Now for mode 2- a secret data password. You've assumed something that isn't true. You can change your data password anytime. The change is almost instant at all locations. Why? Because we're not changing your key - we're changing the combination on the vault that holds your key. The updated locked key is moved in real time. No waiting

Mode 3 - is a bear - I don't think you or I would bother with that. You would have to start over.. it's only for the most paranoid.

So if I read you right, you don't like the idea that your "settings" are only as secure as your email account security. Might I make a suggestion? Create an anonymous email account that doesn't lead back to crashplan. It should meet your needs and give you what you want.

1. Create a completely new gmail account without any personally identifiable information related to you. Use an extremely secure password.
2. Create crashplan account using this email and turn off email reporting. Also opt out of any email notifications from crashplan. Elevate your security to mode 2- so there is no risk of data access through password reset.
3. Configure client to send backup reports via twitter. This can be your mobile phone, which is way cooler than email anyway. :)

I think it's a lot of work to avoid the theoretical story of loosing control (read access) of your email box to someone who actually wants to read your mail and install crashplan. How did you loose control of it in the first place? Is google hacked? Any good company these days doesn't store passwords anywhere. They'd litter ally have to modify the google's cloud code to allow them to monitor the contents of your box, read the email.. you get the idea. If they're actually after you, isn't it easier to break into your house? :) Are you using ondisk encryption for everything? :)
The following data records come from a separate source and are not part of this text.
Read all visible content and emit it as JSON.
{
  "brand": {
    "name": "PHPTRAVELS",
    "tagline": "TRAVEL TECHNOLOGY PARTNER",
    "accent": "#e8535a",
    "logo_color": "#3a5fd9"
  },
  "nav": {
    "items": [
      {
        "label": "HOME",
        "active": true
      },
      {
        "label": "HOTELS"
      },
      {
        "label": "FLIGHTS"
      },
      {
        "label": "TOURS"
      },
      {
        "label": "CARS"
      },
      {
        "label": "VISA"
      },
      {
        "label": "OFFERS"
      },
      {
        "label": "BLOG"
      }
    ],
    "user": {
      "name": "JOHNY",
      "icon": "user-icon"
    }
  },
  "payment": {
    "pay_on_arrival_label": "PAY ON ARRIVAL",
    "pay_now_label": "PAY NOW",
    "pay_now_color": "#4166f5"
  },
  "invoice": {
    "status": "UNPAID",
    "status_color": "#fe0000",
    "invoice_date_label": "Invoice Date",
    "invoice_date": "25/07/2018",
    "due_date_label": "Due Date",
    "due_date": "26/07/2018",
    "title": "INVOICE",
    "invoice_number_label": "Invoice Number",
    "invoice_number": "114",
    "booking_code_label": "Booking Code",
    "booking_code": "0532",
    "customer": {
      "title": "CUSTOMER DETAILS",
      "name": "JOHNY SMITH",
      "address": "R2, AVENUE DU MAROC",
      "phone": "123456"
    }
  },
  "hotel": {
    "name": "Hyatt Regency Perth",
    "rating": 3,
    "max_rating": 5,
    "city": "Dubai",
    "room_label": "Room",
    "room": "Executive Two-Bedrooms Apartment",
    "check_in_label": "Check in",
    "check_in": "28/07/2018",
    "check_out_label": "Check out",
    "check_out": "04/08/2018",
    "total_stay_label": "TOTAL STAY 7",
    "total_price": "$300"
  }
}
PS>Another option, although it's more expensive, is to buy crashplan pro. You're now building your own cloud, and you don't even have to use email accounts as identifier.

John Gordon said...

Matthew,

Thanks for responding. I updated my post to note your response, so readers would know to review it.

Have you updated the CrashPlan FAQ to include your security suggestions? If I could read them in context it would clarify them for me. I don't get the difference between a secret only I know and a password. If you mean a "secret question" please read Schneier on "secret questions".

I'd like to see CrashPlan offer, perhaps for an additional fee, a more secure approach to password resets.

Incidentally, why doesn't CrashPlan have an uninstaller?

Martin said...

I wish Matthew Dornquast would answer your last question. On the other hand, you don't offer comment subscriptions, so maybe Matthew Dornquast doesn't even know about your last question.

JGF said...

There's a comment subscribe button on top right of screen Martin -- Blogger supplied.

Today, as I write this, I see there's a new "email f/u comments option" below this comment box ...